Pre arranged funerals save the family from a paperwork stress

Before the funeral actually takes place the funeral director must organise registration of the death with the relevant State or Territory Registrar.  The registration of a death requires some personal information about the deceased person.

You are asked to provide this information as part of the pre-paid funeral arrangements.  While you are healthy, collating your personal information could be a family history exercise.  Your children and grandchildren could be interested to know about the earlier generations.  Then on the other hand, you might prefer to just give the funeral director the correct personal data and refrain from telling all your family’s secrets to the next generation.

Alas if someone dies without documenting their personal data the next of kin must get thinking fast to recall all the facts.  You cannot just send a son-in-law to arrange the funeral as he would likely come back and say, “You will have to go yourselves as I have no idea of when or where he was born.”

What are the financial benefits of a pre arranged funeral?

Pre arranged funerals are paid for in full at today’s prices.  Therefore your executor would not get a large bill for the basic funeral to be paid for before your estate could be accessed.

Please note that whilst you may select the style of refreshments to be offered after your funeral service, the cost of refreshments is not normally included in the pre-paid funeral package.  Your family or executors would need to pay for the refreshments and/or wake separately.

Pre arranged funeral plans are ‘exempt assets’ at Centrelink and DVA

Once you have your pre arranged funeral contract that details the agreed services and confirms that you have paid in full for these services then your pre arranged funeral contract is excluded from your assets for Centrelink and DVA, means testing purposes.

This means that you do not need to tell Centrelink about your pre arranged funeral.  But in order to explain that large withdrawal from your bank account, you could show Centrelink or DVA, the receipt for the pre arranged funeral.

But what if I died far away from home?

If you died far away then your executor or next of kin could contact your funeral director who would arrange for your body to be brought back and for your funeral to take place as pre arranged.  Alas there would be an additional fee for retrieving your body from where ever.

The additional cost could be modest if you were, say, 100km from home visiting your family.  But the additional cost could be substantial if you had a heart attack and died whilst climbing the Himalayas.

If you are still not convinced of the advantages of a pre arranged funeral then you could consider investing in a funeral bond.

Funeral bonds are managed investments with some special features.

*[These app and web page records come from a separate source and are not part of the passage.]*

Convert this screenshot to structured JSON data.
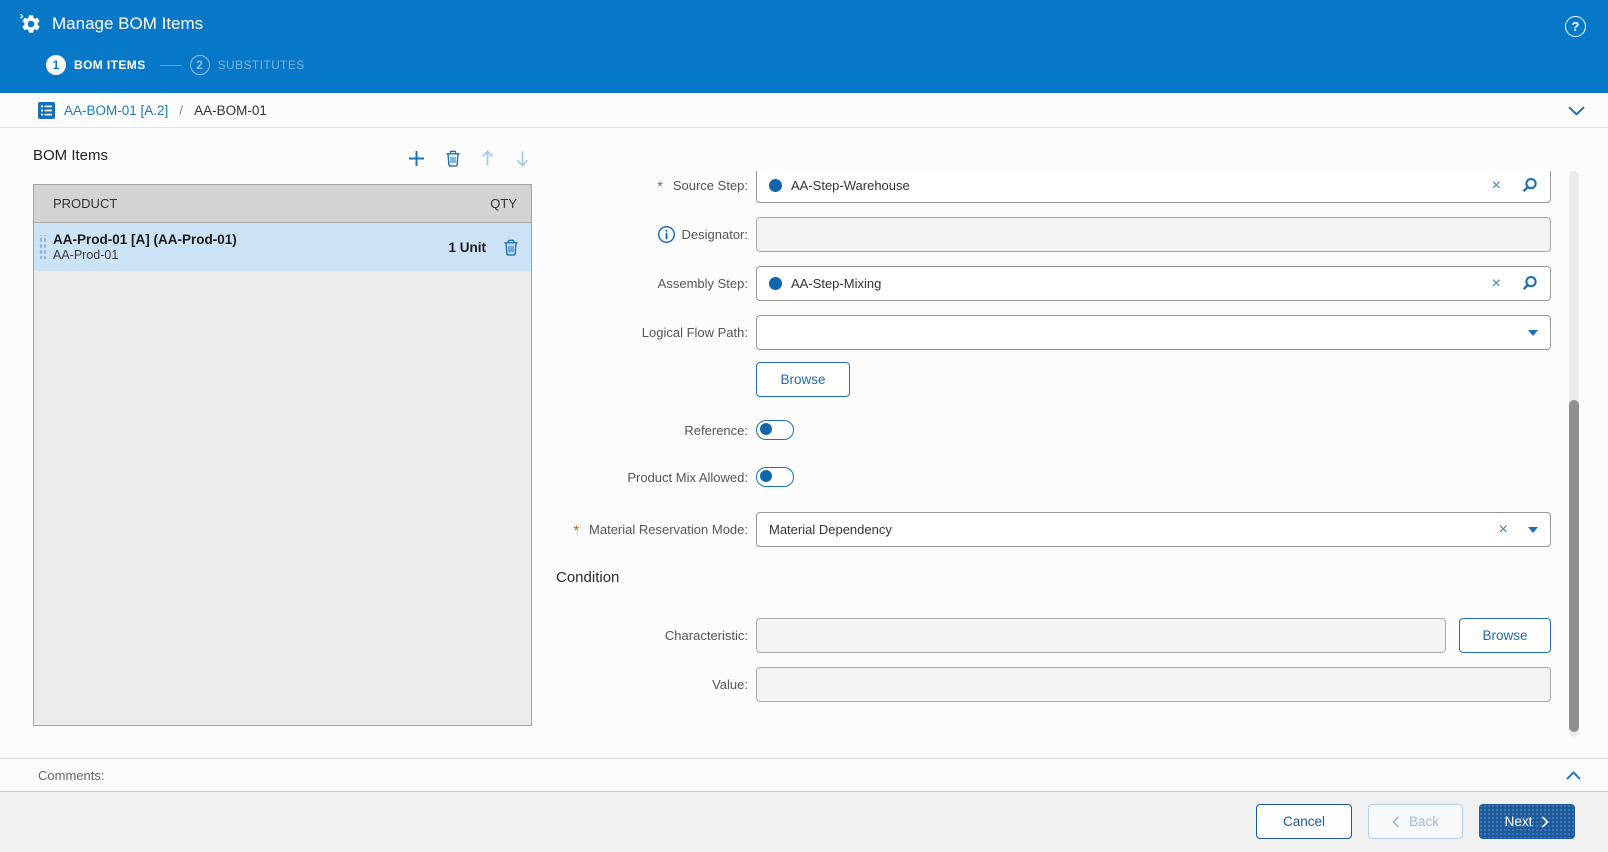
{
  "header": {
    "title": "Manage BOM Items",
    "steps": [
      {
        "number": "1",
        "label": "BOM ITEMS",
        "active": true
      },
      {
        "number": "2",
        "label": "SUBSTITUTES",
        "active": false
      }
    ]
  },
  "breadcrumb": {
    "link": "AA-BOM-01 [A.2]",
    "separator": "/",
    "current": "AA-BOM-01"
  },
  "bom_panel": {
    "title": "BOM Items",
    "columns": {
      "product": "PRODUCT",
      "qty": "QTY"
    },
    "rows": [
      {
        "title": "AA-Prod-01 [A] (AA-Prod-01)",
        "subtitle": "AA-Prod-01",
        "qty": "1 Unit",
        "selected": true
      }
    ]
  },
  "form": {
    "source_step": {
      "required": "*",
      "label": "Source Step:",
      "value": "AA-Step-Warehouse"
    },
    "designator": {
      "label": "Designator:",
      "value": ""
    },
    "assembly_step": {
      "label": "Assembly Step:",
      "value": "AA-Step-Mixing"
    },
    "logical_flow_path": {
      "label": "Logical Flow Path:",
      "value": ""
    },
    "browse_label": "Browse",
    "reference": {
      "label": "Reference:",
      "state": "off"
    },
    "product_mix": {
      "label": "Product Mix Allowed:",
      "state": "off"
    },
    "material_reservation_mode": {
      "required": "*",
      "label": "Material Reservation Mode:",
      "value": "Material Dependency"
    },
    "condition": {
      "title": "Condition",
      "characteristic": {
        "label": "Characteristic:",
        "value": ""
      },
      "browse_label": "Browse",
      "value": {
        "label": "Value:",
        "value": ""
      }
    }
  },
  "comments": {
    "label": "Comments:"
  },
  "footer": {
    "cancel": "Cancel",
    "back": "Back",
    "next": "Next"
  },
  "colors": {
    "header_blue": "#0778c8",
    "primary_dark_blue": "#1b5a9e",
    "selection_blue": "#cce2f5",
    "required_asterisk": "#b25417",
    "icon_blue": "#1a6fb5"
  }
}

  • Interest must be added to the capital amount of your bond, that is, it must not drop in value
  • The capital and accumulated interest can only be released on death when it is paid to your estate or directly to your funeral director to cover your funeral expenses
  • Your funeral bond money is invested in an independently managed funeral fund.

Funeral bonds are not ‘exempt assets’ at Centrelink.  You must include full details and the current value of your funeral bond in your assets each time you update your records at Centrelink or DVA.  If you have not also paid for a pre arranged funeral and you did not invest more than $11,250 in a single funeral bond which satisfies the Centrelink rules then Centrelink or DVA, would not count your funeral bond as an asset for means testing purposes.

But if you have invested in more than one funeral bond even if jointly with your partner, or your total sum invested exceeds the Centrelink limit then one or more of your funeral bonds might be counted as financial assets for Centrelink means testing.  Centrelink or DVA would assess your situation.

If you need help understanding the Centrelink treatment of funeral funds and pre arranged funerals as exempt assets then call Christine on (03) 9808 0338 to make an appointment to discuss your position.

If you would like further confidential, independent and professional advice about Centrelink, lifestyle or financial issues please contact Christine Hopper (03) 9808 0338.